Could you return all of the records exactly as they stand?

**Records provided**.
□ □ □ □ □

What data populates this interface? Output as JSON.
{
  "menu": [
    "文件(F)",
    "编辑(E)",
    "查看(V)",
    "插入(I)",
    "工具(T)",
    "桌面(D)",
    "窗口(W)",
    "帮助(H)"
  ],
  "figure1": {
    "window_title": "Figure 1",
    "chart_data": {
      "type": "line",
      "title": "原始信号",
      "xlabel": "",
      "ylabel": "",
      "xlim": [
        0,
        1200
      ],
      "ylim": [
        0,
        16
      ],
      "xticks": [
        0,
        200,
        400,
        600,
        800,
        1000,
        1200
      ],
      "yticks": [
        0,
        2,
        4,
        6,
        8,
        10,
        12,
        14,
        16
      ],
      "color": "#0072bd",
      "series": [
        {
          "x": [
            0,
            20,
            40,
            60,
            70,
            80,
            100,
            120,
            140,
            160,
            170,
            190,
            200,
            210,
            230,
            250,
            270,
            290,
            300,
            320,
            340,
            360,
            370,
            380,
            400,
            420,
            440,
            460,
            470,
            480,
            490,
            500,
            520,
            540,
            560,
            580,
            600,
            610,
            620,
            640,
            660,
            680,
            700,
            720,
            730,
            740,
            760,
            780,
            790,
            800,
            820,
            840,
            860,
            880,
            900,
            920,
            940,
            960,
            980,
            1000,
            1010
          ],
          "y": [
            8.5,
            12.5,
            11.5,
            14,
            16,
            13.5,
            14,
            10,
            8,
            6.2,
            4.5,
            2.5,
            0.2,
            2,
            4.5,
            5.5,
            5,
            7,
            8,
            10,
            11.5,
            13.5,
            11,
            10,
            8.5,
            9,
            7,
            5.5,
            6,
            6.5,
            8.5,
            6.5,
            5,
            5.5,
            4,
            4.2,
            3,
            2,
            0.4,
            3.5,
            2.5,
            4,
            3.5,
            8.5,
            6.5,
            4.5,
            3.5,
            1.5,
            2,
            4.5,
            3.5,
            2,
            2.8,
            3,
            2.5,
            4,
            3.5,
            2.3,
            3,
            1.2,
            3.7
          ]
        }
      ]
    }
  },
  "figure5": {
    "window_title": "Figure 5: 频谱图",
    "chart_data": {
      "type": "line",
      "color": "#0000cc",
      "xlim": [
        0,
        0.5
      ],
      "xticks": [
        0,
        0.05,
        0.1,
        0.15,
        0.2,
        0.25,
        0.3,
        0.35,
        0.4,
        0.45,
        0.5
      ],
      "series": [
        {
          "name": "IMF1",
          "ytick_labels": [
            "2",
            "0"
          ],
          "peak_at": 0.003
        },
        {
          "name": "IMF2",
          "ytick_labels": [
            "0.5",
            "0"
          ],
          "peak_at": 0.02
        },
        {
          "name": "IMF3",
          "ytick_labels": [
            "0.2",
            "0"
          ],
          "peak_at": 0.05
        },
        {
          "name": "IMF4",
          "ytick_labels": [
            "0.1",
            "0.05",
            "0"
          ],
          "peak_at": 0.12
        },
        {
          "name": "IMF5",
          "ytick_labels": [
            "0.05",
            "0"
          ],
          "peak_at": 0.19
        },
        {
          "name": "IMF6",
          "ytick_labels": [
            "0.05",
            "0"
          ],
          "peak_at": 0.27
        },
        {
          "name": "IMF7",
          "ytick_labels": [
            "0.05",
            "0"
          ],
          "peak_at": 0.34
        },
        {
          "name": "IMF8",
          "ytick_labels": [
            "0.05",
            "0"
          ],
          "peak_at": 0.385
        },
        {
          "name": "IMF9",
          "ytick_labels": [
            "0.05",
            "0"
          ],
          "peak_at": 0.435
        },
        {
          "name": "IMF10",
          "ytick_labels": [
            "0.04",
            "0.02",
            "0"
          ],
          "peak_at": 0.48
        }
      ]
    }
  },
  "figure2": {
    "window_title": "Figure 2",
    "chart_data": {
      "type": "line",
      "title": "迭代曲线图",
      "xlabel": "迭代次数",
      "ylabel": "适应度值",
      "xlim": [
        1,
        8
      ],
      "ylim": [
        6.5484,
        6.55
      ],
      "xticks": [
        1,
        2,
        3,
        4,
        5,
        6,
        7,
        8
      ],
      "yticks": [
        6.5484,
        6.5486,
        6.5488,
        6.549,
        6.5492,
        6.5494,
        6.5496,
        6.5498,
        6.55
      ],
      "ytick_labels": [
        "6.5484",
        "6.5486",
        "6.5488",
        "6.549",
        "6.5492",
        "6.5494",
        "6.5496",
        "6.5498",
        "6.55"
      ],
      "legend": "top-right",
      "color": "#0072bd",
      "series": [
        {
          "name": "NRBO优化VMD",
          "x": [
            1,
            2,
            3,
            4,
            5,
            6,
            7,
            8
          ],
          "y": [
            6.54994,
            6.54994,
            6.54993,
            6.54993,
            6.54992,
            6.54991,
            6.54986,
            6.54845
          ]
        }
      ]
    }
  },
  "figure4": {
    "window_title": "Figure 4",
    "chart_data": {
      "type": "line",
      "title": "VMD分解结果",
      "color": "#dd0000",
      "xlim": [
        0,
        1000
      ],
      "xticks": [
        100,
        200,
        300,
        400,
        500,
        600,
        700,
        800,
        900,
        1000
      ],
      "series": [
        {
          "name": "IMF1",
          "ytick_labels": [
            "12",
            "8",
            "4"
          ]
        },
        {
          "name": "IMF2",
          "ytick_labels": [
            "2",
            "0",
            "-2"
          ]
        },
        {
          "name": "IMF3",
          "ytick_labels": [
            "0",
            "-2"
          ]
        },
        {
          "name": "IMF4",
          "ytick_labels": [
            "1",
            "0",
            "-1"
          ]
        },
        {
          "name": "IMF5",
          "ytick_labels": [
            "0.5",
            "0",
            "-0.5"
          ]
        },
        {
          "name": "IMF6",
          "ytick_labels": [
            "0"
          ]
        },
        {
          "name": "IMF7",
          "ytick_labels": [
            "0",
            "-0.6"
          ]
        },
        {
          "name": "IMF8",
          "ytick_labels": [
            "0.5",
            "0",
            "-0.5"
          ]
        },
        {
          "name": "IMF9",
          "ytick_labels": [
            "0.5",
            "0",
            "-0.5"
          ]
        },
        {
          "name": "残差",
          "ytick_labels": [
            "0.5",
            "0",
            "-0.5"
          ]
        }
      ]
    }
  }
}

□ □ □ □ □

**Answer box**.
What data populates this interface? Output as JSON.
{
  "menu": [
    "文件(F)",
    "编辑(E)",
    "查看(V)",
    "插入(I)",
    "工具(T)",
    "桌面(D)",
    "窗口(W)",
    "帮助(H)"
  ],
  "figure1": {
    "window_title": "Figure 1",
    "chart_data": {
      "type": "line",
      "title": "原始信号",
      "xlabel": "",
      "ylabel": "",
      "xlim": [
        0,
        1200
      ],
      "ylim": [
        0,
        16
      ],
      "xticks": [
        0,
        200,
        400,
        600,
        800,
        1000,
        1200
      ],
      "yticks": [
        0,
        2,
        4,
        6,
        8,
        10,
        12,
        14,
        16
      ],
      "color": "#0072bd",
      "series": [
        {
          "x": [
            0,
            20,
            40,
            60,
            70,
            80,
            100,
            120,
            140,
            160,
            170,
            190,
            200,
            210,
            230,
            250,
            270,
            290,
            300,
            320,
            340,
            360,
            370,
            380,
            400,
            420,
            440,
            460,
            470,
            480,
            490,
            500,
            520,
            540,
            560,
            580,
            600,
            610,
            620,
            640,
            660,
            680,
            700,
            720,
            730,
            740,
            760,
            780,
            790,
            800,
            820,
            840,
            860,
            880,
            900,
            920,
            940,
            960,
            980,
            1000,
            1010
          ],
          "y": [
            8.5,
            12.5,
            11.5,
            14,
            16,
            13.5,
            14,
            10,
            8,
            6.2,
            4.5,
            2.5,
            0.2,
            2,
            4.5,
            5.5,
            5,
            7,
            8,
            10,
            11.5,
            13.5,
            11,
            10,
            8.5,
            9,
            7,
            5.5,
            6,
            6.5,
            8.5,
            6.5,
            5,
            5.5,
            4,
            4.2,
            3,
            2,
            0.4,
            3.5,
            2.5,
            4,
            3.5,
            8.5,
            6.5,
            4.5,
            3.5,
            1.5,
            2,
            4.5,
            3.5,
            2,
            2.8,
            3,
            2.5,
            4,
            3.5,
            2.3,
            3,
            1.2,
            3.7
          ]
        }
      ]
    }
  },
  "figure5": {
    "window_title": "Figure 5: 频谱图",
    "chart_data": {
      "type": "line",
      "color": "#0000cc",
      "xlim": [
        0,
        0.5
      ],
      "xticks": [
        0,
        0.05,
        0.1,
        0.15,
        0.2,
        0.25,
        0.3,
        0.35,
        0.4,
        0.45,
        0.5
      ],
      "series": [
        {
          "name": "IMF1",
          "ytick_labels": [
            "2",
            "0"
          ],
          "peak_at": 0.003
        },
        {
          "name": "IMF2",
          "ytick_labels": [
            "0.5",
            "0"
          ],
          "peak_at": 0.02
        },
        {
          "name": "IMF3",
          "ytick_labels": [
            "0.2",
            "0"
          ],
          "peak_at": 0.05
        },
        {
          "name": "IMF4",
          "ytick_labels": [
            "0.1",
            "0.05",
            "0"
          ],
          "peak_at": 0.12
        },
        {
          "name": "IMF5",
          "ytick_labels": [
            "0.05",
            "0"
          ],
          "peak_at": 0.19
        },
        {
          "name": "IMF6",
          "ytick_labels": [
            "0.05",
            "0"
          ],
          "peak_at": 0.27
        },
        {
          "name": "IMF7",
          "ytick_labels": [
            "0.05",
            "0"
          ],
          "peak_at": 0.34
        },
        {
          "name": "IMF8",
          "ytick_labels": [
            "0.05",
            "0"
          ],
          "peak_at": 0.385
        },
        {
          "name": "IMF9",
          "ytick_labels": [
            "0.05",
            "0"
          ],
          "peak_at": 0.435
        },
        {
          "name": "IMF10",
          "ytick_labels": [
            "0.04",
            "0.02",
            "0"
          ],
          "peak_at": 0.48
        }
      ]
    }
  },
  "figure2": {
    "window_title": "Figure 2",
    "chart_data": {
      "type": "line",
      "title": "迭代曲线图",
      "xlabel": "迭代次数",
      "ylabel": "适应度值",
      "xlim": [
        1,
        8
      ],
      "ylim": [
        6.5484,
        6.55
      ],
      "xticks": [
        1,
        2,
        3,
        4,
        5,
        6,
        7,
        8
      ],
      "yticks": [
        6.5484,
        6.5486,
        6.5488,
        6.549,
        6.5492,
        6.5494,
        6.5496,
        6.5498,
        6.55
      ],
      "ytick_labels": [
        "6.5484",
        "6.5486",
        "6.5488",
        "6.549",
        "6.5492",
        "6.5494",
        "6.5496",
        "6.5498",
        "6.55"
      ],
      "legend": "top-right",
      "color": "#0072bd",
      "series": [
        {
          "name": "NRBO优化VMD",
          "x": [
            1,
            2,
            3,
            4,
            5,
            6,
            7,
            8
          ],
          "y": [
            6.54994,
            6.54994,
            6.54993,
            6.54993,
            6.54992,
            6.54991,
            6.54986,
            6.54845
          ]
        }
      ]
    }
  },
  "figure4": {
    "window_title": "Figure 4",
    "chart_data": {
      "type": "line",
      "title": "VMD分解结果",
      "color": "#dd0000",
      "xlim": [
        0,
        1000
      ],
      "xticks": [
        100,
        200,
        300,
        400,
        500,
        600,
        700,
        800,
        900,
        1000
      ],
      "series": [
        {
          "name": "IMF1",
          "ytick_labels": [
            "12",
            "8",
            "4"
          ]
        },
        {
          "name": "IMF2",
          "ytick_labels": [
            "2",
            "0",
            "-2"
          ]
        },
        {
          "name": "IMF3",
          "ytick_labels": [
            "0",
            "-2"
          ]
        },
        {
          "name": "IMF4",
          "ytick_labels": [
            "1",
            "0",
            "-1"
          ]
        },
        {
          "name": "IMF5",
          "ytick_labels": [
            "0.5",
            "0",
            "-0.5"
          ]
        },
        {
          "name": "IMF6",
          "ytick_labels": [
            "0"
          ]
        },
        {
          "name": "IMF7",
          "ytick_labels": [
            "0",
            "-0.6"
          ]
        },
        {
          "name": "IMF8",
          "ytick_labels": [
            "0.5",
            "0",
            "-0.5"
          ]
        },
        {
          "name": "IMF9",
          "ytick_labels": [
            "0.5",
            "0",
            "-0.5"
          ]
        },
        {
          "name": "残差",
          "ytick_labels": [
            "0.5",
            "0",
            "-0.5"
          ]
        }
      ]
    }
  }
}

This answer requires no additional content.